If you or someone you know have been in a short-term de facto relationship and are unsure of your legal rights, you may like to read on.
It is a common perception that to have any legal rights on the breakdown of a de facto relationship, that the relationship needed to (a) have been at least two years in duration or (b) have produced a child. Whilst these are the starting points, they are not the whole story.
In fact, the Family Court Act 1997 provides that a de facto partner may apply to the Family Court for orders where that person has made certain substantial contributions and where a failure to make the orders sought would result in serious injustice to that person. This provision reflects the fact that many people do not simply wait two years or until a child is born before they invest themselves heavily into their de facto relationship. Indeed, for many people, moving into a shared home or purchasing significant assets together can happen within a matter of months of the relationship forming.
To illustrate this point, Jenny and Jermaine enter a de facto relationship. Jenny has savings, owns her own car outright and is in a well-paid, secure job. Jermaine, not so much but he seems to be a really nice guy and his family are great. Three months in, they decide to move into a rental together. Jenny is the sole name on the 12 month lease as Jermaine has a poor credit rating which he blames on a former girlfriend ‘running up his credit card’ without his knowledge. Jenny pays the whole of the bond but they agree to each pay 50% of the weekly rental and household expenses. She also buys a lot of furniture and whiteware for the house. All up she spends $10,000. A month later Jermaine loses his job and with no substantial savings to fall back in Jenny is soon paying Jermaine’s 50% of the rent and household expenses, as well as paying for Jermaine’s mobile phone and his other day-to-day living expenses, which for the next nine months amounts to $25,000.

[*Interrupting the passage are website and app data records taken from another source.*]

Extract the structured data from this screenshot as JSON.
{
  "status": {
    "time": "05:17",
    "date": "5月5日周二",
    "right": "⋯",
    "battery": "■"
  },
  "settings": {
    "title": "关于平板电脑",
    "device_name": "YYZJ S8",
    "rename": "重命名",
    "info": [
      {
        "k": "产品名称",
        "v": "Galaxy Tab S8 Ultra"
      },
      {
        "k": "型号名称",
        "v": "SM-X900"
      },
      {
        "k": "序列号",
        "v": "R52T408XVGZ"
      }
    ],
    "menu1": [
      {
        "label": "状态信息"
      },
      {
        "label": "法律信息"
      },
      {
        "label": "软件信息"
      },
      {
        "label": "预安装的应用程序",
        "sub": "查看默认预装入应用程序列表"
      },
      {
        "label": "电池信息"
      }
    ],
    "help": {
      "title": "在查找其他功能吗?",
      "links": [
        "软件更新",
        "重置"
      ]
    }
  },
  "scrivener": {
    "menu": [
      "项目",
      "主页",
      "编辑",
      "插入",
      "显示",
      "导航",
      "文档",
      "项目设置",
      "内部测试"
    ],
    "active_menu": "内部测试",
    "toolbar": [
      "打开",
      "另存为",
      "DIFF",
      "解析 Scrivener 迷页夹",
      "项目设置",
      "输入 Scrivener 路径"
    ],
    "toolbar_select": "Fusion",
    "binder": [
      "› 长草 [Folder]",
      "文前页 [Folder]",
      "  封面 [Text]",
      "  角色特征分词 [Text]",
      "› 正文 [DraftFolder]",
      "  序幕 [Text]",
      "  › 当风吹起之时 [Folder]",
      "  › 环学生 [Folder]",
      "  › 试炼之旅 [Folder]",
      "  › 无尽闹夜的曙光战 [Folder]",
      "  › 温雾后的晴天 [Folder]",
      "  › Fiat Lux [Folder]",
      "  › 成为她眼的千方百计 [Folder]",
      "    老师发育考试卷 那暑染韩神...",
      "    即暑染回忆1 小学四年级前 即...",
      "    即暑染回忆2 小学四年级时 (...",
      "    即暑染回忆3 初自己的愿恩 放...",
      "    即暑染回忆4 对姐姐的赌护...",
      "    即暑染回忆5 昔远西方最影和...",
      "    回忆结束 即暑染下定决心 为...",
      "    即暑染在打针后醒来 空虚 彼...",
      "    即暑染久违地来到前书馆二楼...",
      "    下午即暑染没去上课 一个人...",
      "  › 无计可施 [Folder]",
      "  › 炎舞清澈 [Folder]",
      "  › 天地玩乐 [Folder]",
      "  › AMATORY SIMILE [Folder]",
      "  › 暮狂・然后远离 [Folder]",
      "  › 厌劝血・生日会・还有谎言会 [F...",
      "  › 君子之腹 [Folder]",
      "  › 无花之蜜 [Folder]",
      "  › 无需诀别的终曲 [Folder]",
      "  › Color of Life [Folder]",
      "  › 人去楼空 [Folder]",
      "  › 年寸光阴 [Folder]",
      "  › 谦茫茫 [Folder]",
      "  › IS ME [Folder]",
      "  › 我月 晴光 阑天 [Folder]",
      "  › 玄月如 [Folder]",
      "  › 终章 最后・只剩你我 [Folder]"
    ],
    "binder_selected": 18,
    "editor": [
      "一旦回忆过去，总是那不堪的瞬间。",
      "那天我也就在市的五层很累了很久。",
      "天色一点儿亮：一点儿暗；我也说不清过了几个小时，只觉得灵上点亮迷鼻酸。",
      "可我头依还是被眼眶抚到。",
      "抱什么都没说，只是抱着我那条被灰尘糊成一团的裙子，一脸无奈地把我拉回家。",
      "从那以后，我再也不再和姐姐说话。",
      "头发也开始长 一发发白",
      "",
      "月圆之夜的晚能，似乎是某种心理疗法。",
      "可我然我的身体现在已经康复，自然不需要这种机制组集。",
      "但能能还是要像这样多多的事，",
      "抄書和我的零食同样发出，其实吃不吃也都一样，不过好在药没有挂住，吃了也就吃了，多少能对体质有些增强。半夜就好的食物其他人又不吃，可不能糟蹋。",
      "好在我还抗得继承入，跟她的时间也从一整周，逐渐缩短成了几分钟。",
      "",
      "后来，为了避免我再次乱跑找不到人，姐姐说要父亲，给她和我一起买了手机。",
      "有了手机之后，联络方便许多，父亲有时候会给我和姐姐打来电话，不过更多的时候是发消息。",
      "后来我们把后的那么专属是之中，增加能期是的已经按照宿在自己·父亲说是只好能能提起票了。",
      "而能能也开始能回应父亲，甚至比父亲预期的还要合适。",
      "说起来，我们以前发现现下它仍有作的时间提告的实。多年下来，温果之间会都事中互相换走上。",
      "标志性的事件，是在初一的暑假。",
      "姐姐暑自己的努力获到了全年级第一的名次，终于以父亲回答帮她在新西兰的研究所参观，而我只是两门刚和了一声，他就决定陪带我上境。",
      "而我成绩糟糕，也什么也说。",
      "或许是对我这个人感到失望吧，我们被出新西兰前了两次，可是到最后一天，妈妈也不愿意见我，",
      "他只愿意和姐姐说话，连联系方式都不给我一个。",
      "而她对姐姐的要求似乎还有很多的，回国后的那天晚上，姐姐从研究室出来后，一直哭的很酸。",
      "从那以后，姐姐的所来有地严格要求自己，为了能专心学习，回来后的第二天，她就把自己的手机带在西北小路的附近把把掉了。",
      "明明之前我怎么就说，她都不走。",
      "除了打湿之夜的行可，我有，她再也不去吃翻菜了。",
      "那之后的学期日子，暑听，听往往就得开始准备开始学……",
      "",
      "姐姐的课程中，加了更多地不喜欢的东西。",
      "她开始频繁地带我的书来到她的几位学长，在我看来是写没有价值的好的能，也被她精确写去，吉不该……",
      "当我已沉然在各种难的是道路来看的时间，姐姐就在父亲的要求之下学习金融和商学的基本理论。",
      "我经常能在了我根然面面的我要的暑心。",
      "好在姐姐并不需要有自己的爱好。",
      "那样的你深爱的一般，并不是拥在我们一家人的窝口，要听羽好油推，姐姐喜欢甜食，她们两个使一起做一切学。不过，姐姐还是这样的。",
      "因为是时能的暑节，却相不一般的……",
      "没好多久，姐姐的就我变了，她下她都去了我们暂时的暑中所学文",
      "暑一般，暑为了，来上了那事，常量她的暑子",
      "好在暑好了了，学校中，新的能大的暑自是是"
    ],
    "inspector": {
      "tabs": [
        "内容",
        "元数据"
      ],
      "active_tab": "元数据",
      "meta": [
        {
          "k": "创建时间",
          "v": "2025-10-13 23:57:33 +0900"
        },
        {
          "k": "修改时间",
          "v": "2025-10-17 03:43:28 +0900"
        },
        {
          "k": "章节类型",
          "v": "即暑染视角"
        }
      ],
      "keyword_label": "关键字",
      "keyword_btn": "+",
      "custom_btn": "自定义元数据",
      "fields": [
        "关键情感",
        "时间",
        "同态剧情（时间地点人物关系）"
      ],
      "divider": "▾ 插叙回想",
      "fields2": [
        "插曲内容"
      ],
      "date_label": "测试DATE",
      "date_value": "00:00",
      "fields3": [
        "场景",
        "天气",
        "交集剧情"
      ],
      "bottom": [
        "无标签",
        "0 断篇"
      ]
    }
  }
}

Three months later after not having been able to find alternative employment, Jermaine decides to set-up his own business. Jenny has her reservations about this course of action but she wants to be supportive and seeing as the bank has said no, she lends Jermaine the $25,000 he says he needs to get started. They do not document the fact that it was a loan, even though it was agreed that Jermaine would pay her back gradually once his business was making money. Jermaine does get some work initially, but he tells Jenny it is not enough money to start paying her back. From time to time Jermaine also asks Jenny to pay for business expenses such as insurance premiums and additional equipment. Each time he assures her he will pay her back. All up Jenny lends Jermaine a further $5,000.
After a year and nine months into the lease, the relationship ends. Jenny comes home from a weekend away to find Jermaine has moved out and taken most of the household items with him. He’s also extensively damaged the garage door and surrounds by accidentally reversing the moving truck into it. Jenny decides to temporarily move back in with her parents. The landlord enforces the balance of the three month lease term, refuses to refund the bond due to the damage to the garage door and sues Jenny for the balance of the repair bill. All up this costs Jenny a further $5,000 to sort out.
In summary, the relationship has cost Jenny a minimum of $70,000. Where to from here? The Family Court Act covers financial contributions and as such, under the above scenario rather than walking away Jenny seeks and obtains a relationship property settlement from Jermaine, and he ultimately borrows the money from his parents to pay her.
Finally, if you have read this far and think that you need some practical advice or assistance in relation to your situation, then now is probably the time to get in touch. Austral Legal can help and we offer an initial discounted 30-minute SmartMove appointment for $80 by phone or in person at our office.